• **INFORMATION SUPPLIED**
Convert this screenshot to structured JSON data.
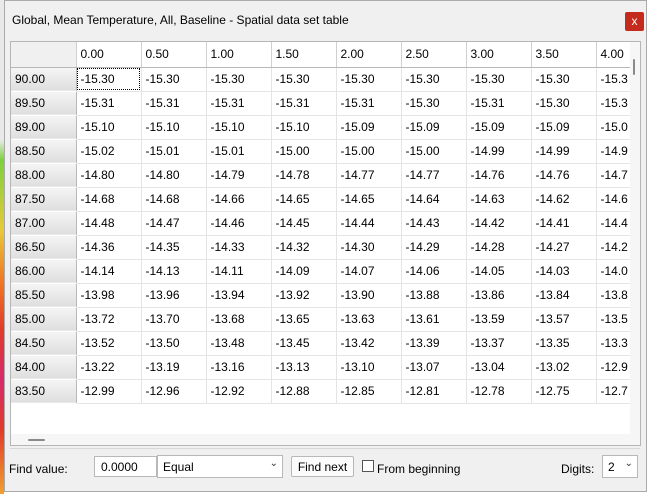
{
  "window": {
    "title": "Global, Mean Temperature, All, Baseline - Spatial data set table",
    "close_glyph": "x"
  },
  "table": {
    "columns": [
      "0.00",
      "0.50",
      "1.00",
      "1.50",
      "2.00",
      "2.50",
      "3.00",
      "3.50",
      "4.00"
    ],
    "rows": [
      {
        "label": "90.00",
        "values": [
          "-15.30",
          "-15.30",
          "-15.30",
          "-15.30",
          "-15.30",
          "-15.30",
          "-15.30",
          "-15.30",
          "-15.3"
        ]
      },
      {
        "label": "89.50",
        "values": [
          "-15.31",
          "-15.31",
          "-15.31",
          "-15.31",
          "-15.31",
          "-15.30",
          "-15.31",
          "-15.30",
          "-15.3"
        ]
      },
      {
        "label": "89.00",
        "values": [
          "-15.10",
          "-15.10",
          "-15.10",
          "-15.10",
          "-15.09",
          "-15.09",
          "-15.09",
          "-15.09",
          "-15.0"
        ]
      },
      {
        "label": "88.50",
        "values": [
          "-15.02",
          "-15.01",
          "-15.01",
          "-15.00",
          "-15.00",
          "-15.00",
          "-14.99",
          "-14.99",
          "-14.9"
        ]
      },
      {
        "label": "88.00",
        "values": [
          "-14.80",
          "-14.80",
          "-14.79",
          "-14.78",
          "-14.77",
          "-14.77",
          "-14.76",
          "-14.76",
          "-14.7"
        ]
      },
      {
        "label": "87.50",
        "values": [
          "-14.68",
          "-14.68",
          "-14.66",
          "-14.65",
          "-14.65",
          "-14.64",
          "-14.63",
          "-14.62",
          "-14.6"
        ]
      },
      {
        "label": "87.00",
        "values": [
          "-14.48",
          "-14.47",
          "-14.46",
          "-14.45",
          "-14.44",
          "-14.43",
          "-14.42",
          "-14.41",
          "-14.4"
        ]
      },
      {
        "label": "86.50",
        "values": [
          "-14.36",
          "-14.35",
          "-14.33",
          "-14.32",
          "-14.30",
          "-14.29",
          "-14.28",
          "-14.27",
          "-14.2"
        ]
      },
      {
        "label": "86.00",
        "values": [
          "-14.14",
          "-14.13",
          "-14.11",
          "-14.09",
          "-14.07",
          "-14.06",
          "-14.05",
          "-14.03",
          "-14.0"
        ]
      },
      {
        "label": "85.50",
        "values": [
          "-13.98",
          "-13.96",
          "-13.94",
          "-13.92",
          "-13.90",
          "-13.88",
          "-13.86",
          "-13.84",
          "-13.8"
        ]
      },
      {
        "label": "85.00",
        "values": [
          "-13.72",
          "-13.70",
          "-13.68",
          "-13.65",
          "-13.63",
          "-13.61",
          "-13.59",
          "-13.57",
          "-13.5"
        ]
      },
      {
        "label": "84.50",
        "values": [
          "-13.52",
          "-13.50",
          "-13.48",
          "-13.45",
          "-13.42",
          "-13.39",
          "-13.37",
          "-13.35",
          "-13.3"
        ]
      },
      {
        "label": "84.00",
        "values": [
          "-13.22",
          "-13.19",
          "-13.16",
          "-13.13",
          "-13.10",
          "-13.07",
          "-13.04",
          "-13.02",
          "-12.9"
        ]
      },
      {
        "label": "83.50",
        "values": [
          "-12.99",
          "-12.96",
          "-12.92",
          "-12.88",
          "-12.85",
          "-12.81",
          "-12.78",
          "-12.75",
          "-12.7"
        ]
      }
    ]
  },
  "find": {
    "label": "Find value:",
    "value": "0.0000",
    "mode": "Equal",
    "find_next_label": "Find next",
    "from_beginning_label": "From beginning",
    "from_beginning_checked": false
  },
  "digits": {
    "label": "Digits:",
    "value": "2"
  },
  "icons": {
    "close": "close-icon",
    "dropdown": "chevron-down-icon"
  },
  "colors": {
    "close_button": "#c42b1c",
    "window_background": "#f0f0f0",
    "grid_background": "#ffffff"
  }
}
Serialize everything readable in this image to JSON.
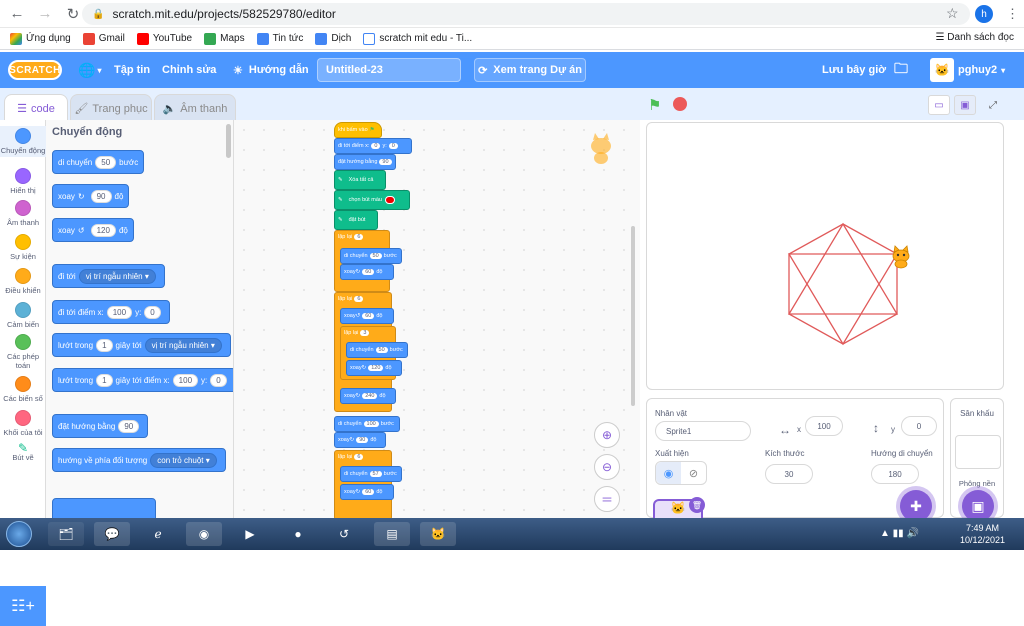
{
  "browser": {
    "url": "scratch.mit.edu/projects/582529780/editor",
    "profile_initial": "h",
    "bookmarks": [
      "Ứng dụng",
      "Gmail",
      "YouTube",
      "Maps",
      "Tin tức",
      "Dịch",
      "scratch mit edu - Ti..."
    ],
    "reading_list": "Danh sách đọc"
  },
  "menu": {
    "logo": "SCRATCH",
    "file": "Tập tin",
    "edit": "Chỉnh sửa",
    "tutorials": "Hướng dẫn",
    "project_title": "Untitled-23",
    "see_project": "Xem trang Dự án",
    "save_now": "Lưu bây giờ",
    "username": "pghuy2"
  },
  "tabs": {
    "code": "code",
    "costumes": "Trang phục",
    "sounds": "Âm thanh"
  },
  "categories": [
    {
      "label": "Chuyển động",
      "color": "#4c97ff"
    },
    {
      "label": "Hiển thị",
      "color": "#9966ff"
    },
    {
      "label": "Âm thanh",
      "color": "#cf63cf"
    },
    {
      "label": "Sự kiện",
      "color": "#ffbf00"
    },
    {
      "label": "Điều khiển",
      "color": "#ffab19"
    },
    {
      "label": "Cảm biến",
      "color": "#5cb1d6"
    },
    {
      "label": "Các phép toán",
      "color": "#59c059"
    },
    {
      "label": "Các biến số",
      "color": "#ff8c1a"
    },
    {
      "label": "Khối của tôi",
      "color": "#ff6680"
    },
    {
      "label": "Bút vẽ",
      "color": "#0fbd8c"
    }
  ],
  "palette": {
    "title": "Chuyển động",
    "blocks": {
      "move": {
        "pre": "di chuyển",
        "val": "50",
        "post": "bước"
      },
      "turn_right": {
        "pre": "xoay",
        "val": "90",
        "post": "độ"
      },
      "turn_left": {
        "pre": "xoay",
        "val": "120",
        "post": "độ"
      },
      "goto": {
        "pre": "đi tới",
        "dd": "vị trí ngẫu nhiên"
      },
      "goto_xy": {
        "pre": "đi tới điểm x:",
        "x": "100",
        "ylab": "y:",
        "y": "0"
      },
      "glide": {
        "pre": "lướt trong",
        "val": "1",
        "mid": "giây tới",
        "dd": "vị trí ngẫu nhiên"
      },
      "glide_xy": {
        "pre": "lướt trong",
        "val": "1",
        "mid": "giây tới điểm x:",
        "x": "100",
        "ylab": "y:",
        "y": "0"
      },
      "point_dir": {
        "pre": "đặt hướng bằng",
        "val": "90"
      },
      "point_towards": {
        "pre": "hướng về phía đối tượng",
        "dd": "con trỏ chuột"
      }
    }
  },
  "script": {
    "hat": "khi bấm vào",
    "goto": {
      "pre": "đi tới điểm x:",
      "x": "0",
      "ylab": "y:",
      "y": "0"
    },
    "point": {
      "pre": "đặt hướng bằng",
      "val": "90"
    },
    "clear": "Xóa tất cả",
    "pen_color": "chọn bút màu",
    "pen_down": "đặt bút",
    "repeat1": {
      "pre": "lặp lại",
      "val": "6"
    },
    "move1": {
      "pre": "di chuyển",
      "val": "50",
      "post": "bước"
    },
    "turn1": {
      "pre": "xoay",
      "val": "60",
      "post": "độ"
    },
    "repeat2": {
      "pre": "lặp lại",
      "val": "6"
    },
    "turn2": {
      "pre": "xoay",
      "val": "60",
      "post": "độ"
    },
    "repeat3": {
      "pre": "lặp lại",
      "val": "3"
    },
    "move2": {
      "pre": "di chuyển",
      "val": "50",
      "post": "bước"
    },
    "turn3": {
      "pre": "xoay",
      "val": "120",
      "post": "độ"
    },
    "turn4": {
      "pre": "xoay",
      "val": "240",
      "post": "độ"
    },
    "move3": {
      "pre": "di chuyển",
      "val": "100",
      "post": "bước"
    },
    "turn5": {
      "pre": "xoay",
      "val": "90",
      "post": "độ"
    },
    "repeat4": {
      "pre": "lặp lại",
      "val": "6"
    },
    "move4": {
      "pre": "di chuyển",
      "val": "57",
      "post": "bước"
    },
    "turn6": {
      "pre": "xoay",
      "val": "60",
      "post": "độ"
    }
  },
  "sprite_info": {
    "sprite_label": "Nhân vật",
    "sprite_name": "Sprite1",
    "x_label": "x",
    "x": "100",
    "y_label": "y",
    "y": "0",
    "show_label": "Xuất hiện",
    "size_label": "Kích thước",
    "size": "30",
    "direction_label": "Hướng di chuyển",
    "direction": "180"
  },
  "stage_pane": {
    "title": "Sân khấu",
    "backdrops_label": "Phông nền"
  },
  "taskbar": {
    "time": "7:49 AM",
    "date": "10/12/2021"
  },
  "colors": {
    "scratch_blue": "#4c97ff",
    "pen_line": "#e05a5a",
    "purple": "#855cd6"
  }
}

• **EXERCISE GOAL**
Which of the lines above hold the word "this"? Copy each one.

• **EXERCISE ANSWER**
Convert this screenshot to structured JSON data.
Serialize everything readable in this image to JSON.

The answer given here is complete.